Please return all lines of the data below containing the string "JSON".

*** Opening of GIVEN RECORDS ***

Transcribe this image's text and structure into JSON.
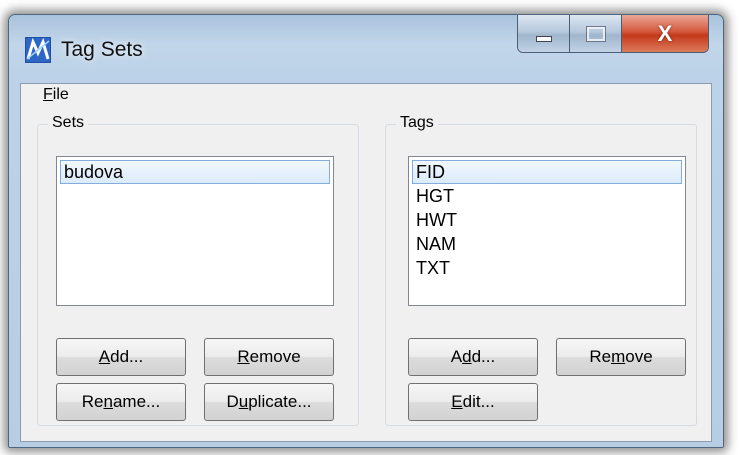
{
  "window": {
    "title": "Tag Sets",
    "app_icon": "microstation-icon",
    "caption_buttons": {
      "minimize_icon": "minimize-icon",
      "maximize_icon": "maximize-icon",
      "close_icon": "close-icon",
      "close_glyph": "X"
    }
  },
  "menu": {
    "file_label": "File",
    "file_accel": "F",
    "file_rest": "ile"
  },
  "sets": {
    "label": "Sets",
    "items": [
      "budova"
    ],
    "selected_index": 0,
    "buttons": {
      "add": {
        "pre": "",
        "accel": "A",
        "post": "dd..."
      },
      "remove": {
        "pre": "",
        "accel": "R",
        "post": "emove"
      },
      "rename": {
        "pre": "Re",
        "accel": "n",
        "post": "ame..."
      },
      "duplicate": {
        "pre": "D",
        "accel": "u",
        "post": "plicate..."
      }
    }
  },
  "tags": {
    "label": "Tags",
    "items": [
      "FID",
      "HGT",
      "HWT",
      "NAM",
      "TXT"
    ],
    "selected_index": 0,
    "buttons": {
      "add": {
        "pre": "A",
        "accel": "d",
        "post": "d..."
      },
      "remove": {
        "pre": "Re",
        "accel": "m",
        "post": "ove"
      },
      "edit": {
        "pre": "",
        "accel": "E",
        "post": "dit..."
      }
    }
  },
  "colors": {
    "title_bar": "#bcd2e8",
    "close_button": "#c3391b",
    "selection_border": "#84acdd",
    "client_background": "#f0f0f0"
  }
}
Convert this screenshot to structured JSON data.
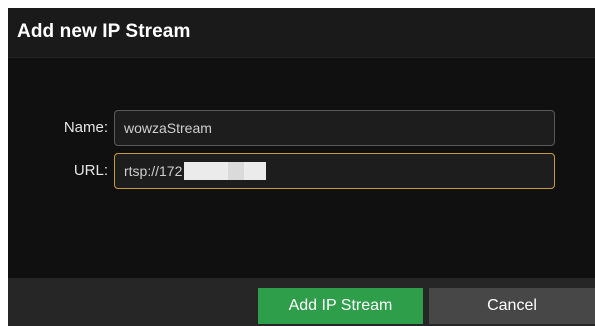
{
  "dialog": {
    "title": "Add new IP Stream"
  },
  "form": {
    "name": {
      "label": "Name:",
      "value": "wowzaStream"
    },
    "url": {
      "label": "URL:",
      "value": "rtsp://172"
    }
  },
  "actions": {
    "primary_label": "Add IP Stream",
    "secondary_label": "Cancel"
  },
  "colors": {
    "dialog_background": "#101010",
    "title_bar": "#1a1a1a",
    "footer": "#262626",
    "primary_button": "#2e9e4a",
    "secondary_button": "#474747",
    "focus_border": "#c89a3a",
    "input_border": "#5a5a5a"
  }
}
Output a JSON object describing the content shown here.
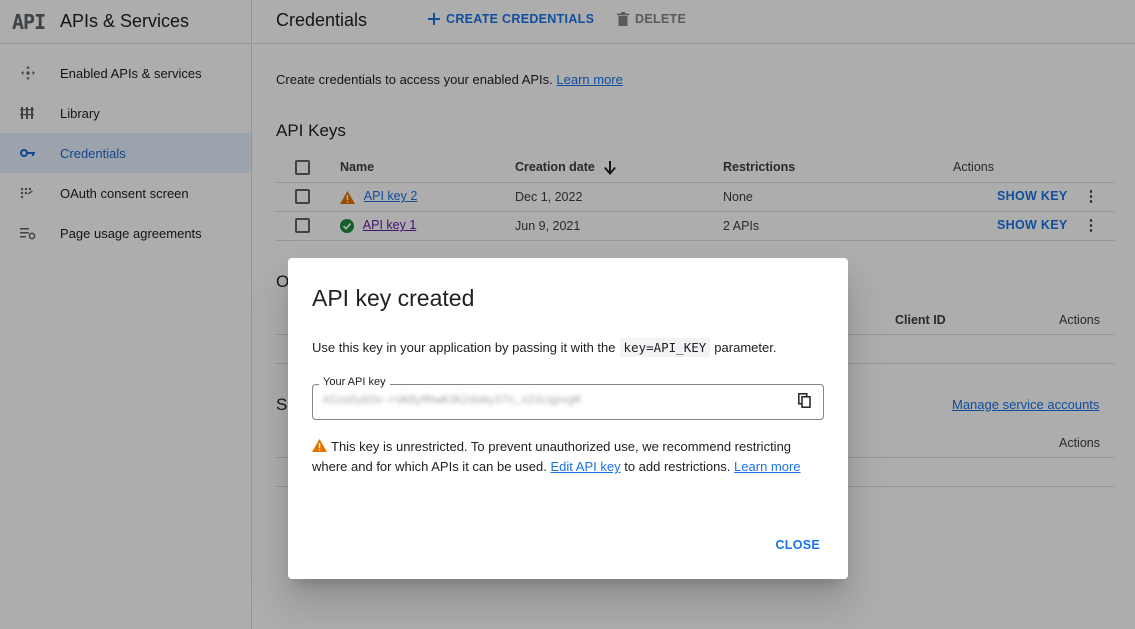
{
  "sidebar": {
    "logo": "API",
    "title": "APIs & Services",
    "items": [
      {
        "label": "Enabled APIs & services",
        "icon": "enabled-apis-icon"
      },
      {
        "label": "Library",
        "icon": "library-icon"
      },
      {
        "label": "Credentials",
        "icon": "key-icon",
        "active": true
      },
      {
        "label": "OAuth consent screen",
        "icon": "oauth-icon"
      },
      {
        "label": "Page usage agreements",
        "icon": "settings-list-icon"
      }
    ]
  },
  "header": {
    "title": "Credentials",
    "create_label": "CREATE CREDENTIALS",
    "delete_label": "DELETE"
  },
  "main": {
    "intro_text": "Create credentials to access your enabled APIs.",
    "intro_link": "Learn more",
    "api_keys": {
      "title": "API Keys",
      "columns": [
        "Name",
        "Creation date",
        "Restrictions",
        "Actions"
      ],
      "rows": [
        {
          "name": "API key 2",
          "status": "warning",
          "date": "Dec 1, 2022",
          "restrictions": "None",
          "action": "SHOW KEY"
        },
        {
          "name": "API key 1",
          "status": "ok",
          "date": "Jun 9, 2021",
          "restrictions": "2 APIs",
          "action": "SHOW KEY"
        }
      ]
    },
    "oauth_partial_title": "O",
    "oauth_columns": {
      "client_id": "Client ID",
      "actions": "Actions"
    },
    "service_partial_title": "S",
    "service_actions": "Actions",
    "manage_link": "Manage service accounts"
  },
  "dialog": {
    "title": "API key created",
    "text_before": "Use this key in your application by passing it with the",
    "code": "key=API_KEY",
    "text_after": "parameter.",
    "field_label": "Your API key",
    "key_value": "AIzaSyD3v-rUK8yMhwK3K2dUAy37n_xZ3cqpvgM",
    "warning_text": "This key is unrestricted. To prevent unauthorized use, we recommend restricting where and for which APIs it can be used.",
    "edit_link": "Edit API key",
    "after_edit": "to add restrictions.",
    "learn_more": "Learn more",
    "close_label": "CLOSE"
  },
  "colors": {
    "accent": "#1a73e8",
    "warning": "#e37400",
    "success": "#1e8e3e",
    "visited": "#681da8"
  }
}
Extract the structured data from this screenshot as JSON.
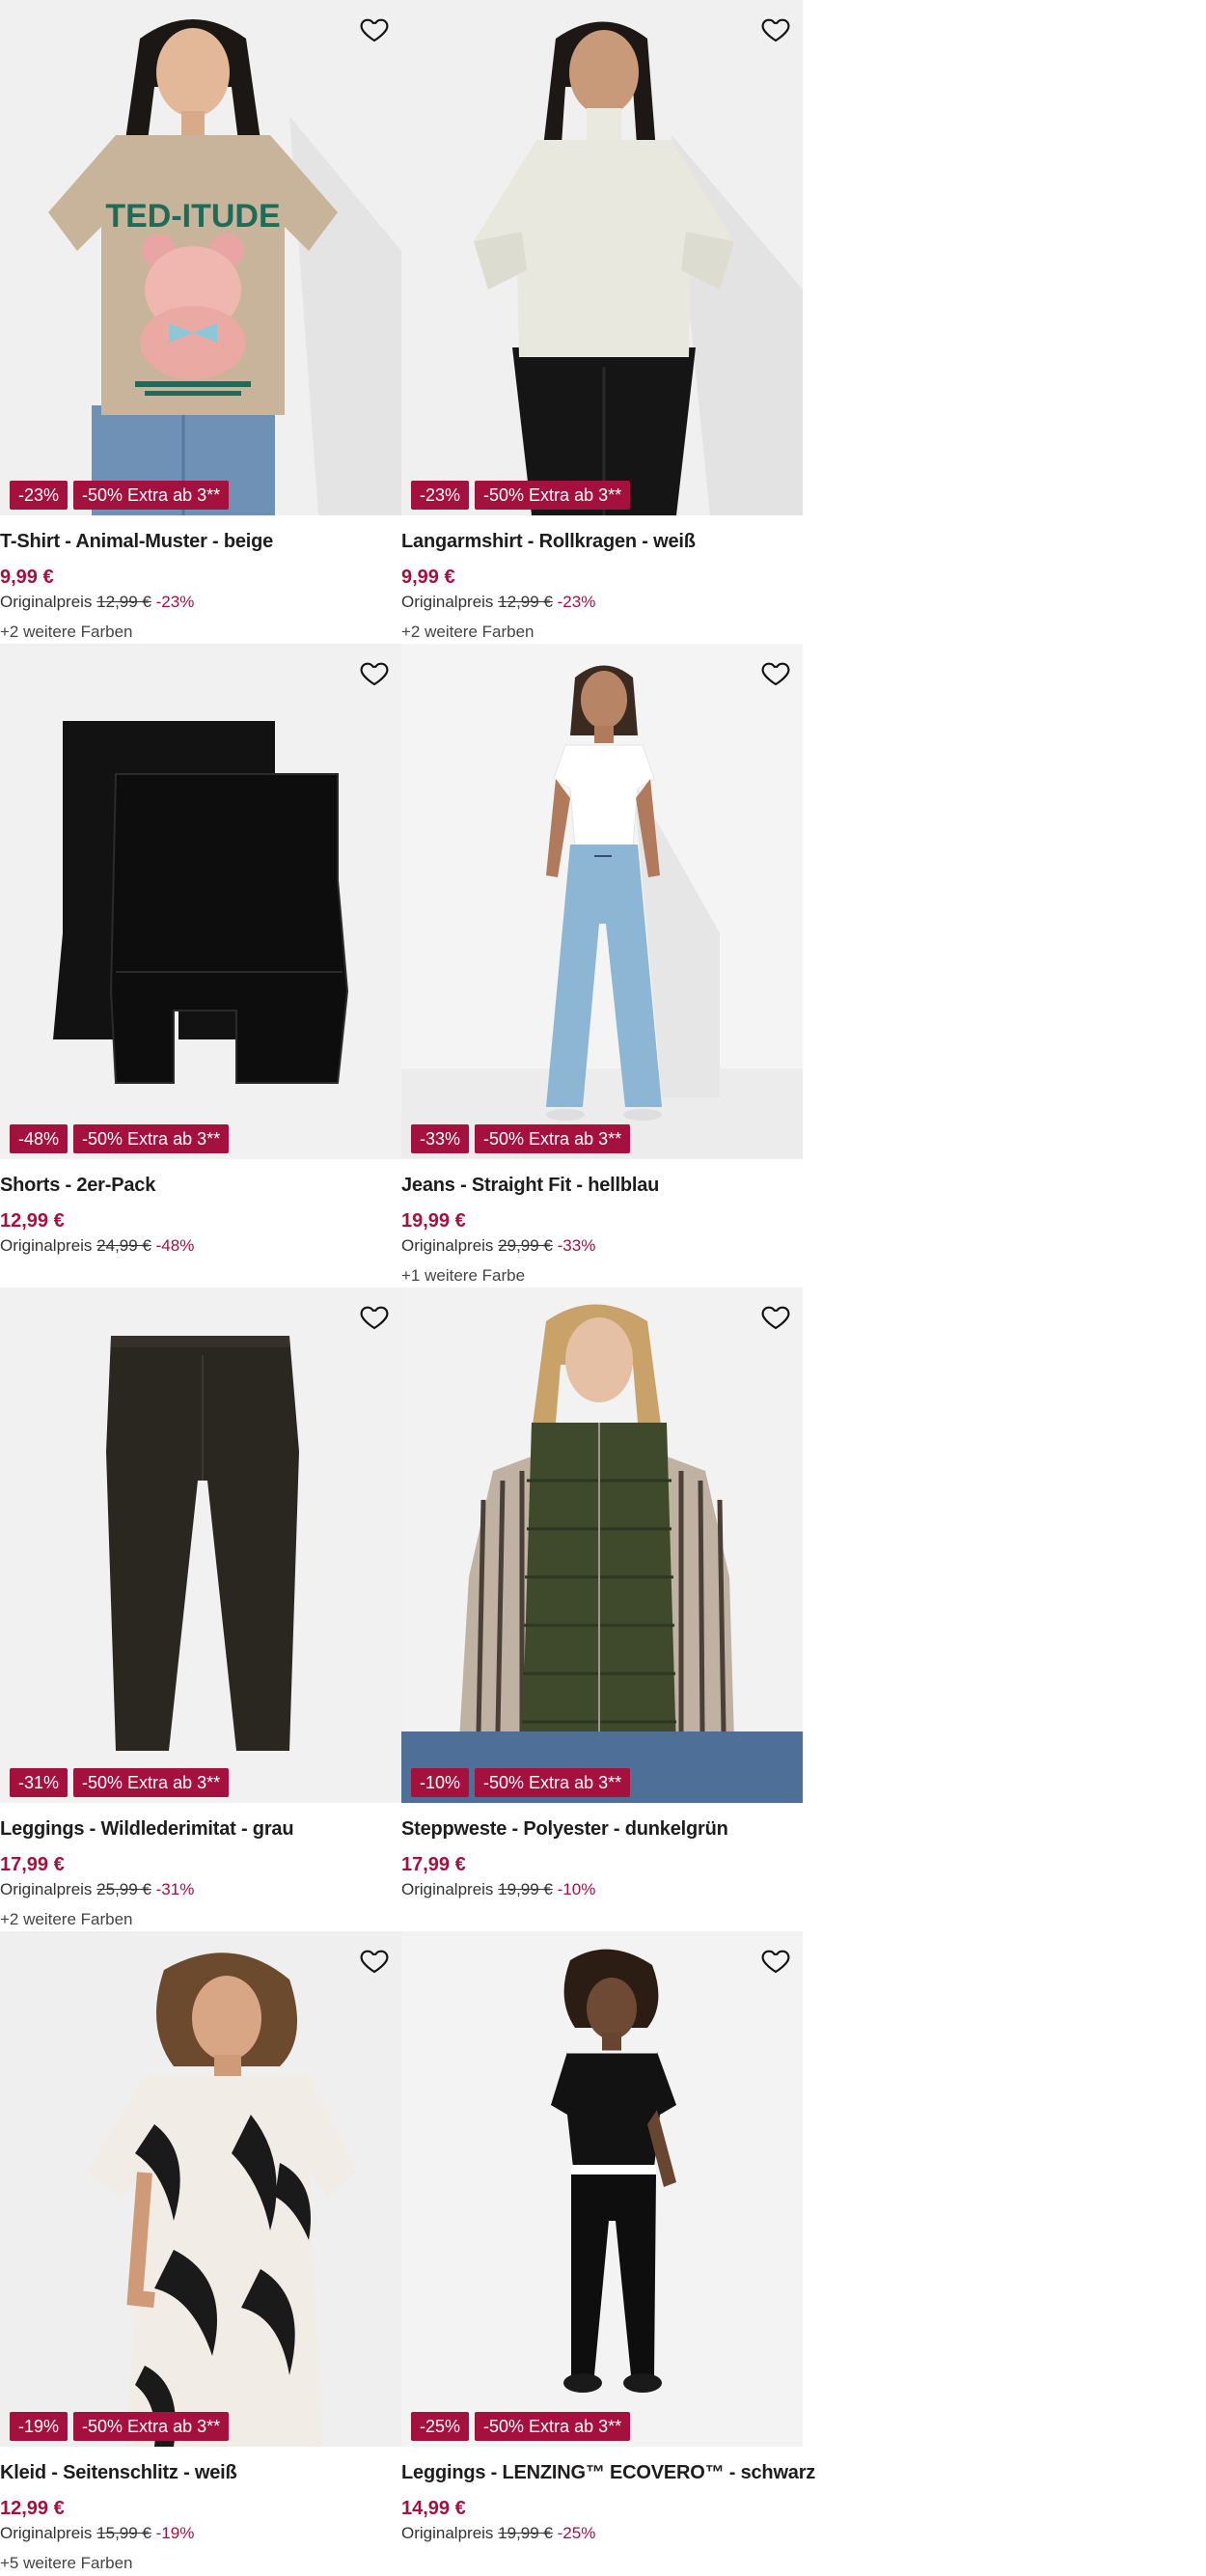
{
  "products": [
    {
      "title": "T-Shirt - Animal-Muster - beige",
      "price": "9,99 €",
      "orig_label": "Originalpreis",
      "orig_price": "12,99 €",
      "orig_pct": "-23%",
      "badge_discount": "-23%",
      "badge_extra": "-50% Extra ab 3**",
      "colors": "+2 weitere Farben",
      "image": "tshirt-animal-beige"
    },
    {
      "title": "Langarmshirt - Rollkragen - weiß",
      "price": "9,99 €",
      "orig_label": "Originalpreis",
      "orig_price": "12,99 €",
      "orig_pct": "-23%",
      "badge_discount": "-23%",
      "badge_extra": "-50% Extra ab 3**",
      "colors": "+2 weitere Farben",
      "image": "turtleneck-white"
    },
    {
      "title": "Shorts - 2er-Pack",
      "price": "12,99 €",
      "orig_label": "Originalpreis",
      "orig_price": "24,99 €",
      "orig_pct": "-48%",
      "badge_discount": "-48%",
      "badge_extra": "-50% Extra ab 3**",
      "colors": "",
      "image": "shorts-black-2pack"
    },
    {
      "title": "Jeans - Straight Fit - hellblau",
      "price": "19,99 €",
      "orig_label": "Originalpreis",
      "orig_price": "29,99 €",
      "orig_pct": "-33%",
      "badge_discount": "-33%",
      "badge_extra": "-50% Extra ab 3**",
      "colors": "+1 weitere Farbe",
      "image": "jeans-light-blue"
    },
    {
      "title": "Leggings - Wildlederimitat - grau",
      "price": "17,99 €",
      "orig_label": "Originalpreis",
      "orig_price": "25,99 €",
      "orig_pct": "-31%",
      "badge_discount": "-31%",
      "badge_extra": "-50% Extra ab 3**",
      "colors": "+2 weitere Farben",
      "image": "leggings-suede-grey"
    },
    {
      "title": "Steppweste - Polyester - dunkelgrün",
      "price": "17,99 €",
      "orig_label": "Originalpreis",
      "orig_price": "19,99 €",
      "orig_pct": "-10%",
      "badge_discount": "-10%",
      "badge_extra": "-50% Extra ab 3**",
      "colors": "",
      "image": "vest-dark-green"
    },
    {
      "title": "Kleid - Seitenschlitz - weiß",
      "price": "12,99 €",
      "orig_label": "Originalpreis",
      "orig_price": "15,99 €",
      "orig_pct": "-19%",
      "badge_discount": "-19%",
      "badge_extra": "-50% Extra ab 3**",
      "colors": "+5 weitere Farben",
      "image": "dress-palm-print"
    },
    {
      "title": "Leggings - LENZING™ ECOVERO™ - schwarz",
      "price": "14,99 €",
      "orig_label": "Originalpreis",
      "orig_price": "19,99 €",
      "orig_pct": "-25%",
      "badge_discount": "-25%",
      "badge_extra": "-50% Extra ab 3**",
      "colors": "",
      "image": "leggings-black"
    }
  ],
  "icons": {
    "wishlist": "heart-outline-icon"
  },
  "colors": {
    "accent": "#a5113f",
    "image_bg": "#f1f1f1"
  }
}
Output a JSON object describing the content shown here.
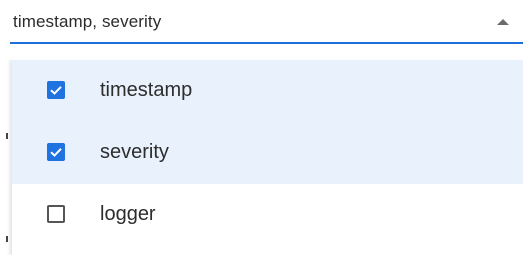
{
  "select": {
    "value": "timestamp, severity",
    "caret_icon": "caret-up-icon",
    "accent_color": "#1e6fd9"
  },
  "options": [
    {
      "label": "timestamp",
      "checked": true
    },
    {
      "label": "severity",
      "checked": true
    },
    {
      "label": "logger",
      "checked": false
    }
  ],
  "colors": {
    "selected_row_bg": "#e8f1fc",
    "checkbox_checked": "#1f73e0"
  }
}
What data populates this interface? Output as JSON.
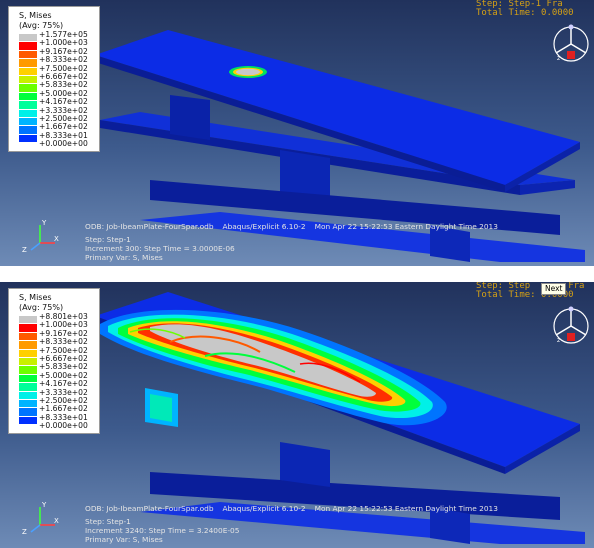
{
  "legend_colors": [
    "#c8c8c8",
    "#ff0000",
    "#ff5a00",
    "#ff9a00",
    "#ffd000",
    "#c8f000",
    "#6cff00",
    "#00ff3c",
    "#00ff9a",
    "#00f0e8",
    "#00b4ff",
    "#0074ff",
    "#0030ff",
    "#00009e"
  ],
  "panels": [
    {
      "legend": {
        "title": "S, Mises",
        "subtitle": "(Avg: 75%)",
        "values": [
          "+1.577e+05",
          "+1.000e+03",
          "+9.167e+02",
          "+8.333e+02",
          "+7.500e+02",
          "+6.667e+02",
          "+5.833e+02",
          "+5.000e+02",
          "+4.167e+02",
          "+3.333e+02",
          "+2.500e+02",
          "+1.667e+02",
          "+8.333e+01",
          "+0.000e+00"
        ]
      },
      "step_info": {
        "line1": "Step: Step-1   Fra",
        "line2": "Total Time: 0.0000"
      },
      "info": {
        "odb": "ODB: Job-IbeamPlate-FourSpar.odb",
        "version": "Abaqus/Explicit 6.10-2",
        "date": "Mon Apr 22 15:22:53 Eastern Daylight Time 2013",
        "step": "Step: Step-1",
        "increment": "Increment      300: Step Time =    3.0000E-06",
        "primary_var": "Primary Var: S, Mises"
      },
      "axes": {
        "x": "X",
        "y": "Y",
        "z": "Z"
      }
    },
    {
      "legend": {
        "title": "S, Mises",
        "subtitle": "(Avg: 75%)",
        "values": [
          "+8.801e+03",
          "+1.000e+03",
          "+9.167e+02",
          "+8.333e+02",
          "+7.500e+02",
          "+6.667e+02",
          "+5.833e+02",
          "+5.000e+02",
          "+4.167e+02",
          "+3.333e+02",
          "+2.500e+02",
          "+1.667e+02",
          "+8.333e+01",
          "+0.000e+00"
        ]
      },
      "step_info": {
        "line1": "Step: Step",
        "line1_suffix": "Fra",
        "line2": "Total Time: 0.0000"
      },
      "tooltip": "Next",
      "info": {
        "odb": "ODB: Job-IbeamPlate-FourSpar.odb",
        "version": "Abaqus/Explicit 6.10-2",
        "date": "Mon Apr 22 15:22:53 Eastern Daylight Time 2013",
        "step": "Step: Step-1",
        "increment": "Increment     3240: Step Time =    3.2400E-05",
        "primary_var": "Primary Var: S, Mises"
      },
      "axes": {
        "x": "X",
        "y": "Y",
        "z": "Z"
      }
    }
  ]
}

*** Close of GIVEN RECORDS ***

* _WRITTEN REPLY_:
Transcribe this image's text and structure into JSON.
Convert this screenshot to structured JSON data.
Output a JSON object describing the content shown here.
Extract the structured data from this screenshot as JSON.
Output a JSON object describing the content shown here.
What data populates this interface? Output as JSON.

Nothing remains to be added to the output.